There is no “perfect” way to teach. I observed Tanzanian teachers here writing notes on the chalkboard, the children copying them down in a notebook, and then answering questions about them. To me this seemed so boring and dry at first glance. I wanted to try to shake things up and make things more fun for my kids. In my college courses, I learned so many integrative and up-and-coming instructional techniques. The minute I tried to put them into practice there was total chaos. I tried doing a group activity. It was clear my students had never done anything like this before, and they definitely didn’t understand the behavior control needed to complete it. It was a complete mess.
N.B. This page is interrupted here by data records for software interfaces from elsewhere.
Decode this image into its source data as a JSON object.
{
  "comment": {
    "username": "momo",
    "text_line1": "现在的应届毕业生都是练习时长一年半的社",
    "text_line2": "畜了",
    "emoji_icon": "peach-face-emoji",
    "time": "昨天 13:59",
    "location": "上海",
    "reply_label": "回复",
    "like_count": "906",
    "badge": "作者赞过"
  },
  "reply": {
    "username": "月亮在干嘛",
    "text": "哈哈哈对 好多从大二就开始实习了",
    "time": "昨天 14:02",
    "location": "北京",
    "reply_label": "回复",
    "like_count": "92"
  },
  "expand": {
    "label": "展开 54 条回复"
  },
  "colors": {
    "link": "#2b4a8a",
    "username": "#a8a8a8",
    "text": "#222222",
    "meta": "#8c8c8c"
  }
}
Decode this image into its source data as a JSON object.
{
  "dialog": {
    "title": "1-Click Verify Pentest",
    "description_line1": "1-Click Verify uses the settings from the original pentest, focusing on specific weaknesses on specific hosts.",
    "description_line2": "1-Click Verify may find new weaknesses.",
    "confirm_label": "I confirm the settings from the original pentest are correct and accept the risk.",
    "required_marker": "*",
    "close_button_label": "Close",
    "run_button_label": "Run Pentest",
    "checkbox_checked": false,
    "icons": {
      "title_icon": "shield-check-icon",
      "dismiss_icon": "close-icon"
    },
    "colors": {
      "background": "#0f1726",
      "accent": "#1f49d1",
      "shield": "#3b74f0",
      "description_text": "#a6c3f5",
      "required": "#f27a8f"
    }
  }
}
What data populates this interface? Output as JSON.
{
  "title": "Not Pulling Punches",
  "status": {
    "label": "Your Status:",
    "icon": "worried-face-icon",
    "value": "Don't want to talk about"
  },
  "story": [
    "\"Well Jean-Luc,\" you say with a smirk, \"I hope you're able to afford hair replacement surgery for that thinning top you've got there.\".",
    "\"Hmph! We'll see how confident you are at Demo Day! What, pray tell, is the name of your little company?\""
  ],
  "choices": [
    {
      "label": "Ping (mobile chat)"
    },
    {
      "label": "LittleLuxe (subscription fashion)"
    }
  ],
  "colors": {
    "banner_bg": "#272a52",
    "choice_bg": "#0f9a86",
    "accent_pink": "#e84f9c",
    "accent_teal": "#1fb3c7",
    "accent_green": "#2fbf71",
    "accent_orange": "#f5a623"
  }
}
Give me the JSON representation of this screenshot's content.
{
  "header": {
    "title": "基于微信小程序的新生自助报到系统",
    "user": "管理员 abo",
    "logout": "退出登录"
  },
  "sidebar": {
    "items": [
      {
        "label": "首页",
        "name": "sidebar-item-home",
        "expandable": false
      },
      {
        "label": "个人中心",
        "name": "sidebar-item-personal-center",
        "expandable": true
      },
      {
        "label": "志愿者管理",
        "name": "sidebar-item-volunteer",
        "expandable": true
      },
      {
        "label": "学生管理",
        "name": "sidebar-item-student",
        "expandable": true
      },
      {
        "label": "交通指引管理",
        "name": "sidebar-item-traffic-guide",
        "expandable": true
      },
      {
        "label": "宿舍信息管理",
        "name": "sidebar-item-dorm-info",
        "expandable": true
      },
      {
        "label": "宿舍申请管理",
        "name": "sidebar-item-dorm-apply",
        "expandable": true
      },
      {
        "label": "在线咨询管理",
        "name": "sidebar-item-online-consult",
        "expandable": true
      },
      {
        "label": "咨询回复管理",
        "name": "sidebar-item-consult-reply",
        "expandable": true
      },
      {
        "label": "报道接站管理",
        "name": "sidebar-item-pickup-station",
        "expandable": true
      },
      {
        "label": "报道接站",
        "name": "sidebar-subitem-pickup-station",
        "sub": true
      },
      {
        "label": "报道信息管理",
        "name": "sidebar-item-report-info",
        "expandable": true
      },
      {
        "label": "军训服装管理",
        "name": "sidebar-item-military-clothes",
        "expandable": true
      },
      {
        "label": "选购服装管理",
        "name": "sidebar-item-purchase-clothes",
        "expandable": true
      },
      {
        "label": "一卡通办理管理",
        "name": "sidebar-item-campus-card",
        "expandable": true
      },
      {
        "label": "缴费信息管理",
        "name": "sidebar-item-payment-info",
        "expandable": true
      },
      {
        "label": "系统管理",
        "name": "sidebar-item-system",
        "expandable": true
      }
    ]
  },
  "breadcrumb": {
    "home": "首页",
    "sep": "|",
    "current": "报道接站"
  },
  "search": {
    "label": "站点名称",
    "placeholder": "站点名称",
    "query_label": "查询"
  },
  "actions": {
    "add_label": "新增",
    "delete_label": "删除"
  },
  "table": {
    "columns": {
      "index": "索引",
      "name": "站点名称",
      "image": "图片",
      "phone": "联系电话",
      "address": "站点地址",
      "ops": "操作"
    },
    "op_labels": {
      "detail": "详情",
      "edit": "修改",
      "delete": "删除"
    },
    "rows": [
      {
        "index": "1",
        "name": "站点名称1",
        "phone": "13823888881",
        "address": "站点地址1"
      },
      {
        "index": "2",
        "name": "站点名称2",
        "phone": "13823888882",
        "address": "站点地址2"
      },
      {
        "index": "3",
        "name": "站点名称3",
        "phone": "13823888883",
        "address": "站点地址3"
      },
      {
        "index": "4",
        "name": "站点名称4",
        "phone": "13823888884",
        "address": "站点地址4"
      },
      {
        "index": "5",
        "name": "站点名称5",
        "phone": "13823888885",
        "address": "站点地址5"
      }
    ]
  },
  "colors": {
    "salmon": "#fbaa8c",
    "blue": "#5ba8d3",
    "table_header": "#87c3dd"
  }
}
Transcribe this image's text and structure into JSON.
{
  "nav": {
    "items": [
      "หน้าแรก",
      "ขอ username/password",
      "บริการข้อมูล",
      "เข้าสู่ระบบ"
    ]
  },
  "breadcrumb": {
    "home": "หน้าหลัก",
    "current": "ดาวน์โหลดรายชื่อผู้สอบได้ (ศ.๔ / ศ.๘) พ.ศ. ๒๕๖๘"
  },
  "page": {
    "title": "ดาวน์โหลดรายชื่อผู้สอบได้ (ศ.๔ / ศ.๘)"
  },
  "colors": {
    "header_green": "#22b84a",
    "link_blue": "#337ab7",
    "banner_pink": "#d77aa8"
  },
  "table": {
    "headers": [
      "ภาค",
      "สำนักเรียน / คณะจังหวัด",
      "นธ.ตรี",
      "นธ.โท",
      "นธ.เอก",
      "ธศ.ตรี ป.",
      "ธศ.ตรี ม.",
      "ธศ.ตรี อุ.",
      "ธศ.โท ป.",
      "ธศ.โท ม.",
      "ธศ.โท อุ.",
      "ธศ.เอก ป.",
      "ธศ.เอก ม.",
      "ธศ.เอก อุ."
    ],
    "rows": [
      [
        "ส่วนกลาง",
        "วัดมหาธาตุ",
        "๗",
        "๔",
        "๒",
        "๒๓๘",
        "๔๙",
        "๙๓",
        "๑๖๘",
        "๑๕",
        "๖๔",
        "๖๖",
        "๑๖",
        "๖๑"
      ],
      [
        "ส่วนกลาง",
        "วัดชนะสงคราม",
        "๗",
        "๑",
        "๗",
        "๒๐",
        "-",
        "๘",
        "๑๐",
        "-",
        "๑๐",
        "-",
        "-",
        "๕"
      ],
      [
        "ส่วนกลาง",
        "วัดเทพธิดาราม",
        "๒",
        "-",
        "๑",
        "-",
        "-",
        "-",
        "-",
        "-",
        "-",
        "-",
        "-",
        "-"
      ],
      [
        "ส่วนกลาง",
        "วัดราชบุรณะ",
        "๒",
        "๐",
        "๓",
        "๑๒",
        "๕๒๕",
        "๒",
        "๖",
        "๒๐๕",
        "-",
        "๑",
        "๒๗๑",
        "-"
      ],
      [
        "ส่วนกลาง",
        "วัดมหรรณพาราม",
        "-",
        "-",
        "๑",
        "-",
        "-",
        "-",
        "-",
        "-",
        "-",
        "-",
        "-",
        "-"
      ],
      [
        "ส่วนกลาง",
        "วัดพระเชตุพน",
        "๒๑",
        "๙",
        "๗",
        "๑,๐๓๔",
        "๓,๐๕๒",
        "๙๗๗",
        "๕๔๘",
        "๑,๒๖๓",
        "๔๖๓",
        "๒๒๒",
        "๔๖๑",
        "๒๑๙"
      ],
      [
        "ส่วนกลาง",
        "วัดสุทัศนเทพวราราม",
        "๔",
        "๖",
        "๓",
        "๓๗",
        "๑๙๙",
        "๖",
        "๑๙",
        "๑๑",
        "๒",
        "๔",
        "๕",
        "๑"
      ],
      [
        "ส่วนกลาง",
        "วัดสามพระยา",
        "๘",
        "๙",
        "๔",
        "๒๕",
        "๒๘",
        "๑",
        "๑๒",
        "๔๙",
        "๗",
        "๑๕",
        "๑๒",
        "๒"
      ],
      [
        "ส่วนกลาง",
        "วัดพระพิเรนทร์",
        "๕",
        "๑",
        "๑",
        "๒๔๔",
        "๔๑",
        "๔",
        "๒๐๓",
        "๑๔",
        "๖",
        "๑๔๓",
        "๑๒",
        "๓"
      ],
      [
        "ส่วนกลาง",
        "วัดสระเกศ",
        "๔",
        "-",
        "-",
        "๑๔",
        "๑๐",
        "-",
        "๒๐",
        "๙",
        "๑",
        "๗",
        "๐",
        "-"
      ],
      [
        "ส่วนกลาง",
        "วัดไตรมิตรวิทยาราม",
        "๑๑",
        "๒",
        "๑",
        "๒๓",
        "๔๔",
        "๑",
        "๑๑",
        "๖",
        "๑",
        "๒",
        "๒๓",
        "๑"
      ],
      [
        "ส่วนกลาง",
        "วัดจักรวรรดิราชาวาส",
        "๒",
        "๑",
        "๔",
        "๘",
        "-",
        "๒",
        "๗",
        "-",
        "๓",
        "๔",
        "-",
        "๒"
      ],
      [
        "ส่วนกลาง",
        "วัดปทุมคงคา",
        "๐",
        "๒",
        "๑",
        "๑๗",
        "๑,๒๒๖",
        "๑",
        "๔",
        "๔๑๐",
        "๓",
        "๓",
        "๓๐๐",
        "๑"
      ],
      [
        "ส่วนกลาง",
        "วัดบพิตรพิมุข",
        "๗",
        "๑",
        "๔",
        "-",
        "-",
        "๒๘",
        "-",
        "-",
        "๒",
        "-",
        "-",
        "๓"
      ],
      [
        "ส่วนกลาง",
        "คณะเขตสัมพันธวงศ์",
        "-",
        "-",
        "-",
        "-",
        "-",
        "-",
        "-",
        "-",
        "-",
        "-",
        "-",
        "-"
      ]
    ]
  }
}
Since my first big flop, I’ve tried to do more straight-forward lessons that my students will be used to. Then for each lesson, I try to add in a little something special at the end, something that pushes them slightly outside their comfort zone. Nothing that takes too much time or too much self-control. That isn’t something I can teach them in three and a half weeks. Gradually easing different instructional techniques into my students’ day seems to be working pretty well so far, and I am seeing a lot of growth. I now see that the way the teachers here teach isn’t wrong or bad in any way. The students respond to it and learn a lot from it in most cases. It’s been great seeing different instructional techniques than what I learn back home and getting the chance to put them to use.

–Allyn G.